The first out of the six primary debates for the Democrat candidates for the 2016 Elections will be held on the 13th of October in Nevada, according to the Democratic Party who announced the calendar a few hours before the start of the Republican primary debate.
The announcement comes on the same day that the Republican Party is holding the first Republican primary debate in Cleveland, broadcast by Fox News. The calendar set by the Democratic National Committee has the first debate set in Nevada on the 13th of October and the rest of the five debates will take place in Iowa on the 14th of November, in New Hampshire on the 19th of December, in South Carolina on the 17th of January, and the Florida and Wisconsin debates are due to be scheduled. The primary debate in Nevada will be hosted by CNN.
According to Reuters, after the announcement was made by the Democratic National Committee, rivaling contenders of Democratic frontrunner Hillary Clinton have complained about the small amount of debates that they have been given and worry that they would not have the time to send their messages to the nation and try to go against Hillary Clinton. Former Secretary of State Clinton has been leading in every national poll and is enjoying massive media coverage ever since her announcement video, followed by Vermont Senator and socialist Bernie Sanders.

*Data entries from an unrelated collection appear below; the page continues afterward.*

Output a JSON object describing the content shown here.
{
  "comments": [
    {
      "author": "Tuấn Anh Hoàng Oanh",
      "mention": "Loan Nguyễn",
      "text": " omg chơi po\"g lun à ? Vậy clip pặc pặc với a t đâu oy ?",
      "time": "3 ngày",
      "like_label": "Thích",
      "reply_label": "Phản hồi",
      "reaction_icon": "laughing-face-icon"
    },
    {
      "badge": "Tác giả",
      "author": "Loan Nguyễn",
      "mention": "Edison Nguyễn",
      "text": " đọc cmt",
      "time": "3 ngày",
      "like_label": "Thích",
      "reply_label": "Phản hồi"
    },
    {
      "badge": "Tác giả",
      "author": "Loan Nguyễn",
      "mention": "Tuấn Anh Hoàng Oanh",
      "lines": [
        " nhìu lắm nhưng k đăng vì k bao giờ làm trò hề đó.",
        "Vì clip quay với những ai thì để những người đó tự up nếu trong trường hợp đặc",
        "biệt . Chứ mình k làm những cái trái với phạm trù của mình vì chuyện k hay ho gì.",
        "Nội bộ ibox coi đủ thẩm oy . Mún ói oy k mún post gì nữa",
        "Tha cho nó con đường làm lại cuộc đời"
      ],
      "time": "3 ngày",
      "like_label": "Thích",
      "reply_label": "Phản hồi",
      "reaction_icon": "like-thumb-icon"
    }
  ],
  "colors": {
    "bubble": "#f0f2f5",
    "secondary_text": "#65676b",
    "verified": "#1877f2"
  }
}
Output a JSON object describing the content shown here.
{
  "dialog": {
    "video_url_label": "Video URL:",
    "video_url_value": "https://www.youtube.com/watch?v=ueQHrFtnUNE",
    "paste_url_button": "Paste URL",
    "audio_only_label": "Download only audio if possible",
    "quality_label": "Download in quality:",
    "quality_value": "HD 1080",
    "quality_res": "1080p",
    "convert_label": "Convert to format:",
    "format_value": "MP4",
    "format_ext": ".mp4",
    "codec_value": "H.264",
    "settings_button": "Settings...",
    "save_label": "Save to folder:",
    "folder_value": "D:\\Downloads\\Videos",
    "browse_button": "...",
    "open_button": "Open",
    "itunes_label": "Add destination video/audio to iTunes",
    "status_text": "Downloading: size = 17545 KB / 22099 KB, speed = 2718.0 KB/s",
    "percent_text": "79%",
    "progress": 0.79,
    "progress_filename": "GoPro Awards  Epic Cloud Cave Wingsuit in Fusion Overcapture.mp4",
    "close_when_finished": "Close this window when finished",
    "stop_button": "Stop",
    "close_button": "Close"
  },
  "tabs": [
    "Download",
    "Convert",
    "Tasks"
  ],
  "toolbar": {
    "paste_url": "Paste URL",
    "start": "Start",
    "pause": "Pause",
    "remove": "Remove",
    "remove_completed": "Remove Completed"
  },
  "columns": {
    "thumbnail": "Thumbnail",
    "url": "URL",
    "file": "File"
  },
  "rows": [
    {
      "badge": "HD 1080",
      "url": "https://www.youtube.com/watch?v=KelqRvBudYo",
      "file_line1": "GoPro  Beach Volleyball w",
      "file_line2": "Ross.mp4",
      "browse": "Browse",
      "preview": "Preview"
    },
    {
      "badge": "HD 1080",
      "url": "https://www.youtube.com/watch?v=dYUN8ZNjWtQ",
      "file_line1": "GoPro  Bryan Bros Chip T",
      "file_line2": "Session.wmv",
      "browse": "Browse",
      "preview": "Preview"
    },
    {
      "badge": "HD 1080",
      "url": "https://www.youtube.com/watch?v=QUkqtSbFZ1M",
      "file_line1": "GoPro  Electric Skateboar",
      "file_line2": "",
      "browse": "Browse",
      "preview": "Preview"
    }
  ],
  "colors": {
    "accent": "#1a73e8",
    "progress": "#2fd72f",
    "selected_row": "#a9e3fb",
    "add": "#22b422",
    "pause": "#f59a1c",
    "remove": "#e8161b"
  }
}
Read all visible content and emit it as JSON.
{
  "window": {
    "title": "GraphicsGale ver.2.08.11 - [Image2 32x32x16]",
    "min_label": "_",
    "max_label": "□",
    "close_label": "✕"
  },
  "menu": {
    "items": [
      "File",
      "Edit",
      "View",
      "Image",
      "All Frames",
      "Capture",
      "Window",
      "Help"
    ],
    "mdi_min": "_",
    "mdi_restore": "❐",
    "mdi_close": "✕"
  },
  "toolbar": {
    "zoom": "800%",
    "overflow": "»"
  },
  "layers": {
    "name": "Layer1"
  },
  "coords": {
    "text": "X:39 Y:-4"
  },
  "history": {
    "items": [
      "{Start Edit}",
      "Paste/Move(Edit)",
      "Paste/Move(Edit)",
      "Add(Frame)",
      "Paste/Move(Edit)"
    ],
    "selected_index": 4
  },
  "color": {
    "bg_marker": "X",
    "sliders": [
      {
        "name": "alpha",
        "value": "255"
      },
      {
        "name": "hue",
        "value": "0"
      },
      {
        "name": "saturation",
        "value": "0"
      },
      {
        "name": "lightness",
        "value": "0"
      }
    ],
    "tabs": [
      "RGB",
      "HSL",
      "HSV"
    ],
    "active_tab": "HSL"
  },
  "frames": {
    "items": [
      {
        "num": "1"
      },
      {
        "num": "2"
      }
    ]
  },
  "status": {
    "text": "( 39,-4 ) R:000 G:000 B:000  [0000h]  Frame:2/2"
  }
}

The other four Presidential hopefuls including former Maryland Governor Martin O’Malley, former Rhode Island Senator and Governor Lincoln Chaffe and former Virginia Senator Jim Webb stated that there is simply not enough time to challenge Clinton.
According to Reuters, former Maryland Governor Martin O’Malley stated that the process could be a restriction of the message the candidates want to send. He said “What they are proposing does not give you, the voters, ample opportunity to hear from the Democratic candidates for President.”
The Chair Representative of the Democratic National Committee, Debbie Wasserman Schultz, said that the debating process “will highlight the clear contrast between the values of the Democratic Party which is focused on strengthening the middle class versus Republicans who want to pursue out of touch and out of date policies.”
In order to be eligible for any of the debates, the candidate must have at least 1% out of three credible national polls six weeks before a debate.
The candidates including O’Malley and Sanders have issued their protest of the entire debating process that these limitation of the debates right before the Iowa caucuses in February with only four debates is seen as undemocratic and that there is no guarantee that the entire field of Democrat candidates would be able to gather in the same place at the same time for every debate.
The next gathering of the candidates will be at the Democratic national Committee meeting in Minneapolis later this month.